_Items listed in a dataset:_
---

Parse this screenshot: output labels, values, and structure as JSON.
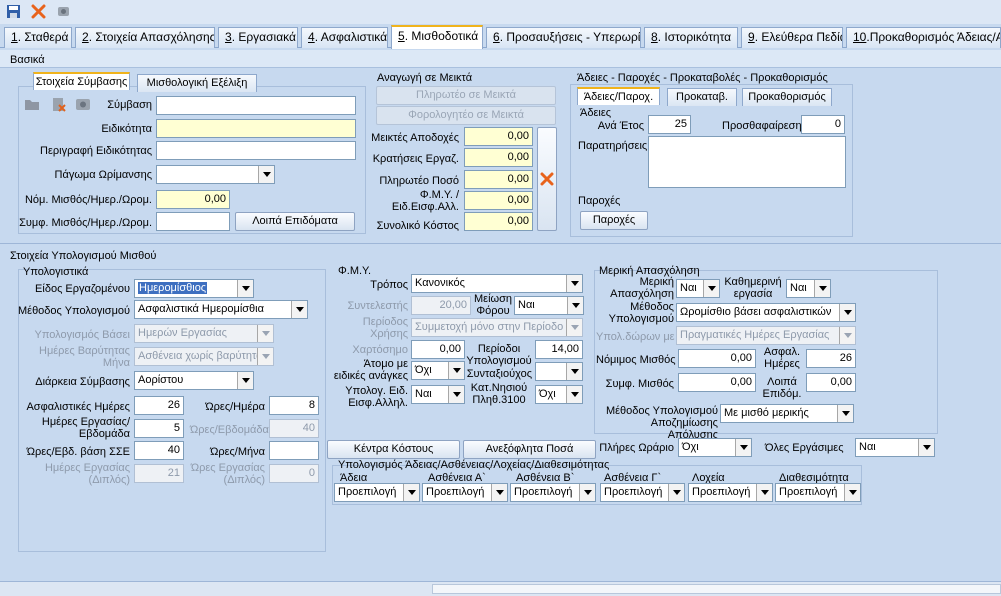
{
  "toolbar": {
    "icons": [
      "save-icon",
      "delete-icon",
      "tools-icon"
    ]
  },
  "tabs": [
    {
      "num": "1",
      "label": ". Σταθερά"
    },
    {
      "num": "2",
      "label": ". Στοιχεία Απασχόλησης"
    },
    {
      "num": "3",
      "label": ". Εργασιακά"
    },
    {
      "num": "4",
      "label": ". Ασφαλιστικά"
    },
    {
      "num": "5",
      "label": ". Μισθοδοτικά"
    },
    {
      "num": "6",
      "label": ". Προσαυξήσεις - Υπερωρίες"
    },
    {
      "num": "8",
      "label": ". Ιστορικότητα"
    },
    {
      "num": "9",
      "label": ". Ελεύθερα Πεδία"
    },
    {
      "num": "10",
      "label": ".Προκαθορισμός Άδειας/Ασθένειας"
    }
  ],
  "basika": "Βασικά",
  "contract": {
    "tab1": "Στοιχεία Σύμβασης",
    "tab2": "Μισθολογική Εξέλιξη",
    "symvasi": "Σύμβαση",
    "eidikotita": "Ειδικότητα",
    "perigrafi": "Περιγραφή Ειδικότητας",
    "pagoma": "Πάγωμα Ωρίμανσης",
    "nom_misthos": "Νόμ. Μισθός/Ημερ./Ωρομ.",
    "nom_value": "0,00",
    "symf_misthos": "Συμφ. Μισθός/Ημερ./Ωρομ.",
    "loipa_btn": "Λοιπά Επιδόματα"
  },
  "anagogi": {
    "title": "Αναγωγή σε Μεικτά",
    "btn1": "Πληρωτέο σε Μεικτά",
    "btn2": "Φορολογητέο σε Μεικτά",
    "rows": [
      {
        "label": "Μεικτές Αποδοχές",
        "value": "0,00"
      },
      {
        "label": "Κρατήσεις Εργαζ.",
        "value": "0,00"
      },
      {
        "label": "Πληρωτέο Ποσό",
        "value": "0,00"
      },
      {
        "label": "Φ.Μ.Υ. / Ειδ.Εισφ.Αλλ.",
        "value": "0,00"
      },
      {
        "label": "Συνολικό Κόστος",
        "value": "0,00"
      }
    ]
  },
  "adeies": {
    "title": "Άδειες - Παροχές - Προκαταβολές - Προκαθορισμός",
    "tab1": "Άδειες/Παροχ.",
    "tab2": "Προκαταβ.",
    "tab3": "Προκαθορισμός",
    "adeies_label": "Άδειες",
    "ana_etos": "Ανά Έτος",
    "ana_etos_value": "25",
    "prosthafairesi": "Προσθαφαίρεση",
    "prosthafairesi_value": "0",
    "paratiriseis": "Παρατηρήσεις",
    "paroxes_label": "Παροχές",
    "paroxes_btn": "Παροχές"
  },
  "calc": {
    "title": "Στοιχεία Υπολογισμού Μισθού",
    "ypologistika": {
      "title": "Υπολογιστικά",
      "eidos": "Είδος Εργαζομένου",
      "eidos_value": "Ημερομίσθιος",
      "methodos": "Μέθοδος Υπολογισμού",
      "methodos_value": "Ασφαλιστικά Ημερομίσθια",
      "vasi": "Υπολογισμός Βάσει",
      "vasi_value": "Ημερών Εργασίας",
      "imeres_vari": "Ημέρες Βαρύτητας Μήνα",
      "imeres_vari_value": "Ασθένεια χωρίς βαρύτητα",
      "diarkeia": "Διάρκεια Σύμβασης",
      "diarkeia_value": "Αορίστου",
      "asfal_imeres": "Ασφαλιστικές Ημέρες",
      "asfal_imeres_value": "26",
      "ores_imera": "Ώρες/Ημέρα",
      "ores_imera_value": "8",
      "imeres_evd": "Ημέρες Εργασίας/Εβδομάδα",
      "imeres_evd_value": "5",
      "ores_evd": "Ώρες/Εβδομάδα",
      "ores_evd_value": "40",
      "ores_evd_sse": "Ώρες/Εβδ. βάση ΣΣΕ",
      "ores_evd_sse_value": "40",
      "ores_mina": "Ώρες/Μήνα",
      "ores_mina_value": "",
      "imeres_diplos": "Ημέρες Εργασίας (Διπλός)",
      "imeres_diplos_value": "21",
      "ores_diplos": "Ώρες Εργασίας (Διπλός)",
      "ores_diplos_value": "0"
    },
    "fmy": {
      "title": "Φ.Μ.Υ.",
      "tropos": "Τρόπος",
      "tropos_value": "Κανονικός",
      "syntelestis": "Συντελεστής",
      "syntelestis_value": "20,00",
      "meiosi": "Μείωση Φόρου",
      "meiosi_value": "Ναι",
      "periodos_xrisis": "Περίοδος Χρήσης",
      "periodos_xrisis_value": "Συμμετοχή μόνο στην Περίοδο Ε",
      "xartosimo": "Χαρτόσημο",
      "xartosimo_value": "0,00",
      "periodoi": "Περίοδοι Υπολογισμού",
      "periodoi_value": "14,00",
      "atomo": "Άτομο με ειδικές ανάγκες",
      "atomo_value": "Όχι",
      "syntaxiouxos": "Συνταξιούχος",
      "syntaxiouxos_value": "",
      "ypolog_eid": "Υπολογ. Ειδ. Εισφ.Αλληλ.",
      "ypolog_eid_value": "Ναι",
      "kat_nisiou": "Κατ.Νησιού Πληθ.3100",
      "kat_nisiou_value": "Όχι",
      "kentra_btn": "Κέντρα Κόστους",
      "anexofl_btn": "Ανεξόφλητα Ποσά"
    },
    "ypol_adeias": {
      "title": "Υπολογισμός Άδειας/Ασθένειας/Λοχείας/Διαθεσιμότητας",
      "cols": [
        {
          "label": "Άδεια",
          "value": "Προεπιλογή"
        },
        {
          "label": "Ασθένεια Α`",
          "value": "Προεπιλογή"
        },
        {
          "label": "Ασθένεια Β`",
          "value": "Προεπιλογή"
        },
        {
          "label": "Ασθένεια Γ`",
          "value": "Προεπιλογή"
        },
        {
          "label": "Λοχεία",
          "value": "Προεπιλογή"
        },
        {
          "label": "Διαθεσιμότητα",
          "value": "Προεπιλογή"
        }
      ]
    },
    "meriki": {
      "title": "Μερική Απασχόληση",
      "meriki_apas": "Μερική Απασχόληση",
      "meriki_apas_value": "Ναι",
      "kathim": "Καθημερινή εργασία",
      "kathim_value": "Ναι",
      "methodos": "Μέθοδος Υπολογισμού",
      "methodos_value": "Ωρομίσθιο βάσει ασφαλιστικών",
      "ypol_doron": "Υπολ.δώρων με",
      "ypol_doron_value": "Πραγματικές Ημέρες Εργασίας",
      "nomimos": "Νόμιμος Μισθός",
      "nomimos_value": "0,00",
      "asfal_imeres": "Ασφαλ. Ημέρες",
      "asfal_imeres_value": "26",
      "symf": "Συμφ. Μισθός",
      "symf_value": "0,00",
      "loipa_epid": "Λοιπά Επιδόμ.",
      "loipa_epid_value": "0,00",
      "methodos_apoz": "Μέθοδος Υπολογισμού Αποζημίωσης Απόλυσης",
      "methodos_apoz_value": "Με μισθό μερικής",
      "pliris": "Πλήρες Ωράριο",
      "pliris_value": "Όχι",
      "oles": "Όλες Εργάσιμες",
      "oles_value": "Ναι"
    }
  }
}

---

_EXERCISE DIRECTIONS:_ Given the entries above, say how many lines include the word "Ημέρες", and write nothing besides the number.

_REPLY TO THE EXERCISE:_ 6